I mean, how could it be anything other than a manipulation? It could have easily been both candidates [shown in the search result]. They were the two leading candidates, that’s the Republican and Democrat. We wouldn’t expect the third parties to make it because of “the negation of democracy” on that front.

But that’s what that shows: when you type in [using] Google, “When is the election?”, you get a picture of Hillary Clinton smiling!

RE: Well, yes, and that is pretty blatant. That’s blatant and obvious, they could have printed two pictures or four pictures just as easily as they printed one.

So that’s blatant, obvious and sloppy –really, if you think about it– on their part!

And, believe it or not, I’m not concerned about a mistake they make that’s so blatant. I’m much more concerned about search rankings because there, what’s happening, is invisible to people. Now, of course, I’m also concerned about search “suggestions” because what’s happening there is invisible to people. But, yeah, that image where you see Hillary Clinton’s picture all by itself, when all you’re doing is asking Google, “When is the election?”, that’s obvious, blatant support for one candidate.

I give another example from last year, and this went on for several months: if you typed into Google, “Who is the next president?” the answer you would get was –and I actually show a screen print to prove this– the answer you would get is, “Hillary Clinton”, is the next president.

BB: What’s Google’s motivation? Talk about Google’s support for Hillary Clinton. It’s not hidden. I mean this is hidden. The fact that they’re manipulating search suggestions and auto-complete suggestions in a way so that only favorable news about Hillary Clinton comes up. Or not “only”, but mainly favorable.

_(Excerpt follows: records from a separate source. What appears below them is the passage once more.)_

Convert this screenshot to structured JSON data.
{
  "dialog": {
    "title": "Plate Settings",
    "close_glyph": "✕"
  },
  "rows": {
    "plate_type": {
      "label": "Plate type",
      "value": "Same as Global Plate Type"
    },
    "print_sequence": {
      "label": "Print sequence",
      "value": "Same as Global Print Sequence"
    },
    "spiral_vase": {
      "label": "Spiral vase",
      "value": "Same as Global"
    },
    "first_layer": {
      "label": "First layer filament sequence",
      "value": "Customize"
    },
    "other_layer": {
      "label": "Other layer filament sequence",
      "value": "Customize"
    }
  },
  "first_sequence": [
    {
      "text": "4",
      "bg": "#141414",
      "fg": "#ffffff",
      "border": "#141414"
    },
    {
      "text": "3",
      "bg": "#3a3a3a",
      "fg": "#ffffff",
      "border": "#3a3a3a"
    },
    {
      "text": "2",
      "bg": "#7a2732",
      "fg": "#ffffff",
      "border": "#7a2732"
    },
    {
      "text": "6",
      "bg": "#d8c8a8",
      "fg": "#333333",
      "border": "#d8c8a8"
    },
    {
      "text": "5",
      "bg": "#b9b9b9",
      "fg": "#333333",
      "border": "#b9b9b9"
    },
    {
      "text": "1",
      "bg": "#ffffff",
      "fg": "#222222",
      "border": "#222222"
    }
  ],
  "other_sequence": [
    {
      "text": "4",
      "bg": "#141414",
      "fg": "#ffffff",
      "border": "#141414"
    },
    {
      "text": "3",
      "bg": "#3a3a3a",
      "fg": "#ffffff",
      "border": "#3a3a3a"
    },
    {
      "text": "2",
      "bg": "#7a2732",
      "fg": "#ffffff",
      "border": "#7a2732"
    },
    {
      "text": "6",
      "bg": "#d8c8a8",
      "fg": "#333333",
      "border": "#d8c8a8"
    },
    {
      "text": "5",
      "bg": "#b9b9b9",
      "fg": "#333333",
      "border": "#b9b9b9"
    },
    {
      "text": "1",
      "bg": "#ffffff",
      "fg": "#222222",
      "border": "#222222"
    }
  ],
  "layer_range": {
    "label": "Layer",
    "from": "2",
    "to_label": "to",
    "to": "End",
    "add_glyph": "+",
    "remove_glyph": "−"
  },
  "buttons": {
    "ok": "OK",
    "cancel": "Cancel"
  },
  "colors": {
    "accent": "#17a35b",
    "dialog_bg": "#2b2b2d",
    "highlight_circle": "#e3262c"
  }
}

While, for the other candidates [Google’s search suggestions and auto-complete are] both negative and positive, but certainly not skewed in this direction.

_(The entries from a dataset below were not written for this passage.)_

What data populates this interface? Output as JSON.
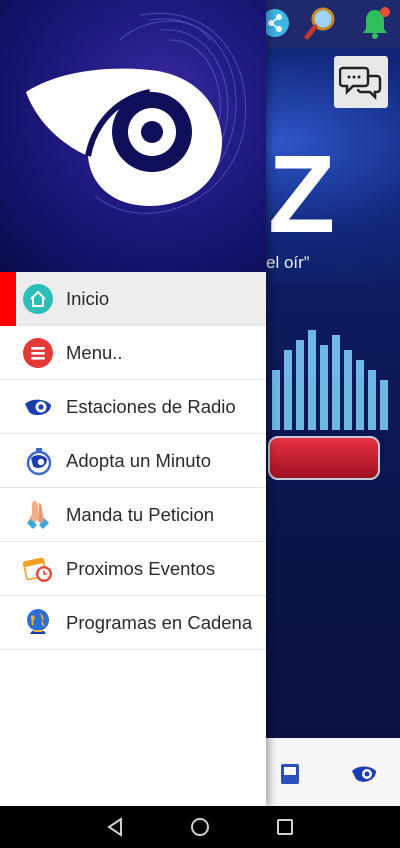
{
  "drawer": {
    "items": [
      {
        "label": "Inicio",
        "icon": "home-icon",
        "active": true
      },
      {
        "label": "Menu..",
        "icon": "menu-icon",
        "active": false
      },
      {
        "label": "Estaciones de Radio",
        "icon": "radio-logo-icon",
        "active": false
      },
      {
        "label": "Adopta un Minuto",
        "icon": "stopwatch-icon",
        "active": false
      },
      {
        "label": "Manda tu Peticion",
        "icon": "praying-hands-icon",
        "active": false
      },
      {
        "label": "Proximos Eventos",
        "icon": "calendar-clock-icon",
        "active": false
      },
      {
        "label": "Programas en Cadena",
        "icon": "globe-icon",
        "active": false
      }
    ]
  },
  "background": {
    "banner_letter": "Z",
    "banner_quote": "el oír”"
  },
  "colors": {
    "active_indicator": "#ff0000",
    "drawer_header": "#231c86",
    "home_icon": "#2bbfb7",
    "menu_icon": "#e53935"
  }
}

What’s Google’s motivation?

RE: Well, a lot has been written about Google’s support for Hillary Clinton, and this goes back to the beginning of her campaign. So you have to say, “Okay, why would they support Hillary Clinton?”,  as opposed to Donald Trump, or anyone who opposed her. For example, Bernie Sanders.

You’d have to look at the culture in Silicon Valley. You’d have to look at where their employees come from. They come from mostly the top schools in the North-East, which tend to have a Liberal Democratic [Party] slant. So that’s part of it.

But part of it too, has to do with this “revolving door” which has been in place since President Obama came into office seven years ago.